Online breast milk industry opens up options for mothers in need
Like many mothers, Jennifer Rieder keeps busy. Her time is divided among taking care of her two infant daughters, maintaining a successful relationship and declining men who request to see photographs of her breasts online.
Rieder, one of hundreds of thousands of active users on OnlyTheBreast.com, sells her breast milk to interested clients. OnlyTheBreast has earned its reputation as the kingpin of the for-profit human breast milk industry.
Most of Rieder’s customers are women who need the milk to feed their infants, she says. Some, however, are men who fetishize breast milk and drink it for alternative purposes, such as for health or for its taste.
Sites like OnlyTheBreast, where customers can make monetary transactions in exchange for a single sample of breast milk, function like eBay.com. Individuals interested in buying or selling breast milk sign up for an account and specify what they want.
OnlyTheBreast and similar sites are largely unregulated, which means that transactions do not guarantee buyers’ security.
The site operates according to caveat emptor, or “let the buyer beware.” Customers have no way to ensure that the milk they purchase comes from a human or that their purchase is even safe for consumption.
The lack of regulation, however, only encourages Rieder. As a lactating mother in her late 20s who produces more breast milk than her child can consume, she appreciates the lack of federal interference.
Government organizations, such as regulated nonprofit milk banks, lead to long waiting lists, Rieder says. She prefers online venues because she can choose the recipient of the milk and bypass waiting lists while still setting her own price.
OnlyTheBreast operates internationally, but Rieder relies on the site to schedule meetings with clients in and around her hometown of Woodbury, Texas.
The company provides no screening of the people who want to purchase breast milk. While Rieder mostly encounters young mothers on the site who have difficulty lactating, she is familiar with other people who request breast milk, such as men who claim that they crave it for its taste or intend to use it to supplement their health regimen.
However, present information reveals few breast milk benefits for adults.

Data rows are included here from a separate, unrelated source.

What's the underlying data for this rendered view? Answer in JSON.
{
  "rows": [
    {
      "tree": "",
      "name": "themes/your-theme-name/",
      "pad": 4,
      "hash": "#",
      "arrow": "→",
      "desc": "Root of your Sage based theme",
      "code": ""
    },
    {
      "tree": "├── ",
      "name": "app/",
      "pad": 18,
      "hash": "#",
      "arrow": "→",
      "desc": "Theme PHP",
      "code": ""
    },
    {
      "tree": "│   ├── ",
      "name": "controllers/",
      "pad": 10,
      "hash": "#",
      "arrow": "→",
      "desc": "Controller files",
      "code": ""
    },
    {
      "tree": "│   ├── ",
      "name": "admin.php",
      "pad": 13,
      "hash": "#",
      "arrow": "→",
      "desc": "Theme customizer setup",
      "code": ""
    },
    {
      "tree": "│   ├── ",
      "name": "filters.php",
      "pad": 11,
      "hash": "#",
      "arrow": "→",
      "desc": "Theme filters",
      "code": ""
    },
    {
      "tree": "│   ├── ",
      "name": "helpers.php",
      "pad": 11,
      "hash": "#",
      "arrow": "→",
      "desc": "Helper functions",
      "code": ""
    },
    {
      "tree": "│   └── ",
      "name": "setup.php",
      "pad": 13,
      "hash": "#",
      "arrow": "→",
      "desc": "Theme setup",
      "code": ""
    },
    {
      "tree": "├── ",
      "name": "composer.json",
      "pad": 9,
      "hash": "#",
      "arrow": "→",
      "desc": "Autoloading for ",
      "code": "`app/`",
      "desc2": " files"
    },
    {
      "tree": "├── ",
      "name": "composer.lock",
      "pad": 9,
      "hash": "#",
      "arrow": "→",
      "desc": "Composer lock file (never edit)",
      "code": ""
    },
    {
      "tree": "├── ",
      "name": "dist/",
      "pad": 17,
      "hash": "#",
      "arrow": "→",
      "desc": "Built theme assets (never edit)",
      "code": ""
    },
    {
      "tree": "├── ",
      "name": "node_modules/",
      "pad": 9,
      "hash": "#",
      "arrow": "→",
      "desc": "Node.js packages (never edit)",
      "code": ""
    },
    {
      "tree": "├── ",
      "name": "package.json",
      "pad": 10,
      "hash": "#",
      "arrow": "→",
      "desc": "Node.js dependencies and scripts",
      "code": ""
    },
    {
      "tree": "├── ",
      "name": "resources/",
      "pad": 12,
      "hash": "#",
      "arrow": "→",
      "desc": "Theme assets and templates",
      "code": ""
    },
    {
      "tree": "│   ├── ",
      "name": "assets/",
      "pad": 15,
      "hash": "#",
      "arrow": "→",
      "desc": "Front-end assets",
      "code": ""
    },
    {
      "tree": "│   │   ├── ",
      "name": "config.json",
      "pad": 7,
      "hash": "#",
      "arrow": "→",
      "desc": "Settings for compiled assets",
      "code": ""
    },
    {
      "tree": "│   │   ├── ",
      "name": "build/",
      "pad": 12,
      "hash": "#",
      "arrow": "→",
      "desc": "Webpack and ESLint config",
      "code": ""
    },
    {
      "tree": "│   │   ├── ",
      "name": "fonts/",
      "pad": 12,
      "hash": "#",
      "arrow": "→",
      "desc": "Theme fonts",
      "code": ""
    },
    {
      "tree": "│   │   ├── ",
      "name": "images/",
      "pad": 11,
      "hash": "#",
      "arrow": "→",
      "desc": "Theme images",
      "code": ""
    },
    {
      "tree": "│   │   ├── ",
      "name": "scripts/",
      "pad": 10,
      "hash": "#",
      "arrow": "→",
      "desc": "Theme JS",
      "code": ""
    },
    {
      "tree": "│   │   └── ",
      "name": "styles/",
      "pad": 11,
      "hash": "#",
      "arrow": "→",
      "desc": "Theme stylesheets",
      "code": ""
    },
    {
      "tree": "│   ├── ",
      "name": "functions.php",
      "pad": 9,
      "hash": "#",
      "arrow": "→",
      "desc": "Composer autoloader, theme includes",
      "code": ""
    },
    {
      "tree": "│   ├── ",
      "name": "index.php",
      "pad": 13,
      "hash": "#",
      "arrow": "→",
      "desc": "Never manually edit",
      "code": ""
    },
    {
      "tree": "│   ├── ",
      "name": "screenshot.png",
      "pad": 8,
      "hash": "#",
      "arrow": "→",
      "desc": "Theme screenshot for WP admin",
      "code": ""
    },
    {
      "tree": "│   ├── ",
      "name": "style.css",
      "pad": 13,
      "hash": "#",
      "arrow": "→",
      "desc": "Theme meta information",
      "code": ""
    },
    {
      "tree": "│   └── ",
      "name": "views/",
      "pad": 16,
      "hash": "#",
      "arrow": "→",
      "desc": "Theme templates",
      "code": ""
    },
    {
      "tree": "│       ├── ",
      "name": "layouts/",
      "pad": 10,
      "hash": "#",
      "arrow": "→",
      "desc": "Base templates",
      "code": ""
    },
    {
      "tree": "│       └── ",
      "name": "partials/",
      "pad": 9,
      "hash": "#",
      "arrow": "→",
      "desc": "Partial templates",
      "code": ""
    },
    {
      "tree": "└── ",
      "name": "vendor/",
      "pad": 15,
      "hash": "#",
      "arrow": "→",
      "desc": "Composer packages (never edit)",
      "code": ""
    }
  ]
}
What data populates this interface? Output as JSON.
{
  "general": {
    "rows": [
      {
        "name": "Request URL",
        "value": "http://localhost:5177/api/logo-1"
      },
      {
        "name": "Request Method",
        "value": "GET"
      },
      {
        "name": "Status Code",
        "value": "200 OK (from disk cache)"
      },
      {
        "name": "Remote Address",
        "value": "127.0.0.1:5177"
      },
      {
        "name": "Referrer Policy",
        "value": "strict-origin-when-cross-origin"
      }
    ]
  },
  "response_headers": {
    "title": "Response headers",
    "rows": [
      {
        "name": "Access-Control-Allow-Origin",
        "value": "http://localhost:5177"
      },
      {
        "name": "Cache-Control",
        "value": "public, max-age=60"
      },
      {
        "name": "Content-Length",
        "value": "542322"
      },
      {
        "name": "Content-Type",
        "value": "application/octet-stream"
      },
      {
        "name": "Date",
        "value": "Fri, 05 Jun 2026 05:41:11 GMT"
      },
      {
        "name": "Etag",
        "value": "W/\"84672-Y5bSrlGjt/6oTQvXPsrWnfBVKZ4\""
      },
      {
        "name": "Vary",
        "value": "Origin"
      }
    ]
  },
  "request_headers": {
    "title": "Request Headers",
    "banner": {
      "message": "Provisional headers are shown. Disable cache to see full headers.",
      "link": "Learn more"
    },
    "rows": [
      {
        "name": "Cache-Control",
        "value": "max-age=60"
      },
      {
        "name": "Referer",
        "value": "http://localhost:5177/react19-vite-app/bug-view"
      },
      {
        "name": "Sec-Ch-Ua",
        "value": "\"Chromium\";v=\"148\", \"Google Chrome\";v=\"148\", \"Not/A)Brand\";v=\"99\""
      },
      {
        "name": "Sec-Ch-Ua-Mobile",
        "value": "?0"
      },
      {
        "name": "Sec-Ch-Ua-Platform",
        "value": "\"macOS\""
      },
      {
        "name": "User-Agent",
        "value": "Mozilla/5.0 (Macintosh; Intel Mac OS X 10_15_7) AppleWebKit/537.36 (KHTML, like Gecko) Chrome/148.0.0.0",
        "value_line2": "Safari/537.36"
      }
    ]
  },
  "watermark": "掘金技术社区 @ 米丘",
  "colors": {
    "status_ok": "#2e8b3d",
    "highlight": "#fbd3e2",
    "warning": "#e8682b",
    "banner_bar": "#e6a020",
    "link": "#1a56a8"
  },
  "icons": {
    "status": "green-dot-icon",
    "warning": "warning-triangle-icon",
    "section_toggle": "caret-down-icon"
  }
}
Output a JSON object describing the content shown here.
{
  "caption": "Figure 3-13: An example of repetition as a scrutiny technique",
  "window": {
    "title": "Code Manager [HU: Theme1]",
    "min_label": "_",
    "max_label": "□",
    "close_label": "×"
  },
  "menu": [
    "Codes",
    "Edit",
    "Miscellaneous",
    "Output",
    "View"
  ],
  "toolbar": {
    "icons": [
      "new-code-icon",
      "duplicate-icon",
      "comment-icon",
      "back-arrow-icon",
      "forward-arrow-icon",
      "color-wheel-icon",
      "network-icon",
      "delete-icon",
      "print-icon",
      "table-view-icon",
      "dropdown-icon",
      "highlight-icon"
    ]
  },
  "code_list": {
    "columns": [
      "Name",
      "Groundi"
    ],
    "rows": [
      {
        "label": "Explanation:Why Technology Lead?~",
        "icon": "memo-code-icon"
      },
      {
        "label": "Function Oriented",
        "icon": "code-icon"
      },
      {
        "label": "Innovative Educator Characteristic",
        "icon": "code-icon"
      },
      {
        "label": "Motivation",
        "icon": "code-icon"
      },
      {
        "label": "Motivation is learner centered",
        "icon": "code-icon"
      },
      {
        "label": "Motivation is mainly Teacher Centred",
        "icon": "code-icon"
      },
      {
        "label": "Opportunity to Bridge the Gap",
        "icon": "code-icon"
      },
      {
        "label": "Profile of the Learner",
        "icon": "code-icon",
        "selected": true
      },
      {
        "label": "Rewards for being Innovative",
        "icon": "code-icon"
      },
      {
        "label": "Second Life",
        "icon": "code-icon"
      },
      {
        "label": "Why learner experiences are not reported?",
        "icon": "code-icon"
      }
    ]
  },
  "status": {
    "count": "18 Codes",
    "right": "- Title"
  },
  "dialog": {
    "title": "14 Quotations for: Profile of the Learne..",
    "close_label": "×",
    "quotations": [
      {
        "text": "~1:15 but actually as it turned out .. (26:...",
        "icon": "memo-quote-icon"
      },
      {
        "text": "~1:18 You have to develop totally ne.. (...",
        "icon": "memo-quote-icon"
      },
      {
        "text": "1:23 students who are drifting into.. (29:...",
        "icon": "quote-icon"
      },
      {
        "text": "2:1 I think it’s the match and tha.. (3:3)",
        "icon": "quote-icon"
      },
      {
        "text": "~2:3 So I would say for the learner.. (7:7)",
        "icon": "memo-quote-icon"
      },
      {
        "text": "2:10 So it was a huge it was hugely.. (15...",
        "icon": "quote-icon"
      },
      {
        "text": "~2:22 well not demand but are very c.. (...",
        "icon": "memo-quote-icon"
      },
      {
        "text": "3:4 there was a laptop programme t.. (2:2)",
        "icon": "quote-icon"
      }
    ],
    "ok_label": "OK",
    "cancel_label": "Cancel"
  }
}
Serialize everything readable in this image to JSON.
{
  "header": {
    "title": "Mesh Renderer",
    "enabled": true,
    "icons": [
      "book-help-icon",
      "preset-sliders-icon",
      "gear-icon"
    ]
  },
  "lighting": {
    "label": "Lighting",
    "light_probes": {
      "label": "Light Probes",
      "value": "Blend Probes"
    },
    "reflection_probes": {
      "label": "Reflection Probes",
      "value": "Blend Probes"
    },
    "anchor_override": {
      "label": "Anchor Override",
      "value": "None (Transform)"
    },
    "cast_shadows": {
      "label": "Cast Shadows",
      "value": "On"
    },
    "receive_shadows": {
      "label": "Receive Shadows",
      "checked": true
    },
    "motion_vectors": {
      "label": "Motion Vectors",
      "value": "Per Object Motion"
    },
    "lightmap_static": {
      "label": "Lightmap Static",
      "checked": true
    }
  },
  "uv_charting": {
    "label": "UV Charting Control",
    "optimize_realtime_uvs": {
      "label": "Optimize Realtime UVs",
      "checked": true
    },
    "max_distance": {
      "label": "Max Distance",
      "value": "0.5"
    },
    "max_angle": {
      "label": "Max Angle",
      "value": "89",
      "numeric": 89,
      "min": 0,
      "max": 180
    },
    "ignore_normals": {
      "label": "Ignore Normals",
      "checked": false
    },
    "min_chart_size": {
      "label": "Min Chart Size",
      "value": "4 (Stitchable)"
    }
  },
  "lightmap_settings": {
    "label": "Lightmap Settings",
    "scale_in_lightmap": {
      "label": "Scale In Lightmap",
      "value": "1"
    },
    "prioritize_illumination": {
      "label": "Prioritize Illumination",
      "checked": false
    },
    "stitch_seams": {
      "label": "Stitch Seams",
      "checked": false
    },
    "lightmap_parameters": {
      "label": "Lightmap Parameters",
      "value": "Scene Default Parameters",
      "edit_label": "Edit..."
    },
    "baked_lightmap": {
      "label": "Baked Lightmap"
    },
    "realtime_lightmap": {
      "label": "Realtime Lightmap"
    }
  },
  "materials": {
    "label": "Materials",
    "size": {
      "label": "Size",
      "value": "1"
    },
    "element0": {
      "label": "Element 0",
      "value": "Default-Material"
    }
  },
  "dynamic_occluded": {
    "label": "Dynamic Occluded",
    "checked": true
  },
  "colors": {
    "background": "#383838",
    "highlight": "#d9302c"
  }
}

After researching lactation for over two decades, Professor Bruce German, a lactation biologist and chemist at the University of California, Davis, learned that adults do not process breast milk in the same way that infants do.
German works at the Foods for Health Institute, an initiative at his campus to understand what people should be eating in the 21st century. Early in his career, German researched lactation and its relationship to nourishment. He chemically split apart human breast milk enzymes to study their composition and found that breast milk has a high concentration of lactose. Infants can readily digest lactose because of a specific enzyme they possess. German and his team, however, determined that adults cannot fully digest human breast milk because after infancy this enzyme develops an alternate function.
Therefore, German said, human breast milk gives no benefits when consumed by adults. Diet and agriculture are “basically not taught in school. If people learn more about our diet, they would think it’s silly to consume breast milk. I think history will look back on this particular window of social knowledge and scholars will ask what we were thinking,” he explained.
Milk banks under the umbrella of various nonprofit organizations also provide breast milk to interested customers. These organizations store breast milk from donors who produce an excess of it. Specialists screen donors to ensure that their breast milk samples are healthy and recipients are then selected in the order that they appear on the waiting list.
Some organizations like Eats On Feets—a nonprofit network that facilitates the arrangement of milk-sharing—do not rely on a waiting list or any kind of hierarchy to distribute healthy milk. The organization simply connects donors and recipients over the internet, according to Maria Armstrong, co-founder of Eats On Feets. Armstrong and her coworkers provide safety information, prohibit monetary transactions and rely on social media to create profiles for donors and babies in need.
Like many nonprofit milk banks, Eats On Feets exclusively serves babies in need of nourishment. Occasionally, the organization receives requests from other customers but adults are “not allowed [to be served] and quickly thwarted,” Armstrong said.
Rieder too only sells her milk to mothers in need, but she still receives the occasional request for nude photographs or sample tastes from men who use OnlyTheBreast. For women desperately in need, she may choose to lower the price per sample.